AD: I hope that any prospective reader will feel compelled to mess around with potential associations and alchemical solutions. I recognize that most people will have enough understanding of chemistry to know that each image is a molecule. Whether or not they understand the image to be a repeat unit within an oligomer or a longer polymer chain is another question. Nonetheless, I hope the polymeric context of the title is used as a point of reference for reading any dramatic or thematic links to the image. All the images are in fact real substances (outlined in the “Materials and Methods” section of the book). Therefore “reading” the poem with all of this in mind enacts a (polymer-like) chain of associations that I hope draws attention to the very materiality (and plasticity) of the act of associating (the self-conscious juxtaposition of seemingly disparate objects and contexts). The realization that the images refer to actual substances is not meant to be a solution to these poems but a frame of reference from which to jump into other associations with the title and the image.
GB: These visual poems appear in the midst of (mostly) purely verbal texts. How do you see this relationship between different types of texts and different kinds of reading?
AD: The idea of “different kinds of reading” was very important to me with this book. Part of my research involved immersing myself in polymeric situations in order to “read” objects or circumstances, to hear what they had to say, to treat seemingly none expressive phenomena and situations as forms of media. For example, I spent a great deal of time studying line-ups. During one memorable occasion I spent an entire day circulating through the line-up for the “Maid of the Mist” tourist boat in Niagara Falls. I would put on the plastic blue rain-slicker just like everyone else; but, instead of getting on the boat, at the last minute I would duck out and circulate back to the beginning of the line. The whole time I was recording what people were talking about, listening to the line-up expressing itself, reading its excitement and fatigue as the day wore on. The tour boat attendants were initially suspicious of what I was doing, but after I explained it to them they started to regale me with fascinating stories about past line-ups, about the antics of people waiting.

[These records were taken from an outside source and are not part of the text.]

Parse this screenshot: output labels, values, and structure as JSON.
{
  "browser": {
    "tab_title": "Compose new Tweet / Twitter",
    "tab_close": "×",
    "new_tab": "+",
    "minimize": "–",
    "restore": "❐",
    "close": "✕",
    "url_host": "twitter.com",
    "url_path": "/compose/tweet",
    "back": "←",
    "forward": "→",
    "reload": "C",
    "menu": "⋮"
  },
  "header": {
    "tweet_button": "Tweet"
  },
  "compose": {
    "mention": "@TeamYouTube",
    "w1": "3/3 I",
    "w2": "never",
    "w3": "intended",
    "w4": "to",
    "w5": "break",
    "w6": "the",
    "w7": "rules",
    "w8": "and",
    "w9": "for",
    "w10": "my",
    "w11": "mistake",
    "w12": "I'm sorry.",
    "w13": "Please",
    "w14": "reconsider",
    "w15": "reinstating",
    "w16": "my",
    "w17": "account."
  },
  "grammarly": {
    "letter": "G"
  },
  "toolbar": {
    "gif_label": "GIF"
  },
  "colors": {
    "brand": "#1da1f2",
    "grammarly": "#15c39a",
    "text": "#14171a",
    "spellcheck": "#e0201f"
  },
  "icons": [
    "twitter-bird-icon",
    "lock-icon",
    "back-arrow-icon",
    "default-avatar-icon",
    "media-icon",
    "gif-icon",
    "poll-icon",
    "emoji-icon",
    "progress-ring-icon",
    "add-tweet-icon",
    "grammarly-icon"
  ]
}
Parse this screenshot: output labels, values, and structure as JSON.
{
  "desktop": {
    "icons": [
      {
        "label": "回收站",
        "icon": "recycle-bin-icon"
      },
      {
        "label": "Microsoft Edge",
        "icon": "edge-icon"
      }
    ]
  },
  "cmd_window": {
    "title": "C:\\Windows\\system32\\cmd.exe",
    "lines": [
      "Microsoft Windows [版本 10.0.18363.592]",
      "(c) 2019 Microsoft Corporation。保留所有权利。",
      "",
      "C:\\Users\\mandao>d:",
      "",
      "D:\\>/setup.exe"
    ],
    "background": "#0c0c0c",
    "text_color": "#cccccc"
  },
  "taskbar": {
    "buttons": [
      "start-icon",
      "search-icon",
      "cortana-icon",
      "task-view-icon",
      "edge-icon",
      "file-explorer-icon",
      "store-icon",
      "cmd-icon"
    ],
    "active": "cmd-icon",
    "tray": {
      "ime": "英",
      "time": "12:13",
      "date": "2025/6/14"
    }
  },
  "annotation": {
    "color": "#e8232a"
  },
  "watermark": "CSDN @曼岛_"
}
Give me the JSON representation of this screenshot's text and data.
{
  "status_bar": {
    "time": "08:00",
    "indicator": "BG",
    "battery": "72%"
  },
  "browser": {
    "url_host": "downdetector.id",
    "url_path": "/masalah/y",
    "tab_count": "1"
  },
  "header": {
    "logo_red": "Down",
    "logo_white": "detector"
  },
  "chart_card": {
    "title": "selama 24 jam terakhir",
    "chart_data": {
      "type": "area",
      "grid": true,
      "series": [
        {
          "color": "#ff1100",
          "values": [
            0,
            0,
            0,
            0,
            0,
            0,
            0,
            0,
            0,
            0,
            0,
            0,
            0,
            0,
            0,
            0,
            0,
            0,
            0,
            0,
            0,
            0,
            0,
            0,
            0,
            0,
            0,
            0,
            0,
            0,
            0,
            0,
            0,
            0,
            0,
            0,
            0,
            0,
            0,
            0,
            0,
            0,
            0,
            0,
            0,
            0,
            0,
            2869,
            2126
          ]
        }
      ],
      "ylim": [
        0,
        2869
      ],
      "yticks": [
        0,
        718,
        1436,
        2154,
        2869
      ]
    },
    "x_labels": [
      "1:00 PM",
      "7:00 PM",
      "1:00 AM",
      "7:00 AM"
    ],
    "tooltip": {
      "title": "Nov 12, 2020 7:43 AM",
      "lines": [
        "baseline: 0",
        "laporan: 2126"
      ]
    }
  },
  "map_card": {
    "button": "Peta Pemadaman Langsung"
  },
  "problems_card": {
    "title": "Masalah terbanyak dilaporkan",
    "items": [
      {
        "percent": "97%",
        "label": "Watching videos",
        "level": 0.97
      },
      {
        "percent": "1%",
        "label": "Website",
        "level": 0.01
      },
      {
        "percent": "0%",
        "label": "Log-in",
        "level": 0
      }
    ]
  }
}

Reading polymers in culture required me to think of literacy and literature differently. Conventional reading, it seems to me, is a polymeric activity that involves encountering a chain of text that goes on and on in a way that formally, structurally barely registers (except at the ends of pages or at the breaks in words). On the one hand, I wanted to exploit this polymeric instinct in reading by including a number of prose poems and poems presented as fully justified, molecular blocks of text. The visual poems, conversely, are in the book to counteract the complacency that comes with this kind of reading. How do you read these images? Perhaps in some of the ways I have suggested above. The materiality of reading becomes evident when it is defamiliarized and deterritorialized into other generative forms like chemistry.
Adam Dickinson's poems have appeared in literary journals and anthologies in Canada and internationally. His collection, Kingdom, Phylum was a finalist for Ontario's Trillium Book Award for Poetry. He teaches poetry and poetics at Brock University in St. Catharines, Ontario. The Polymers (House of Anansi) was published in Fall 2013.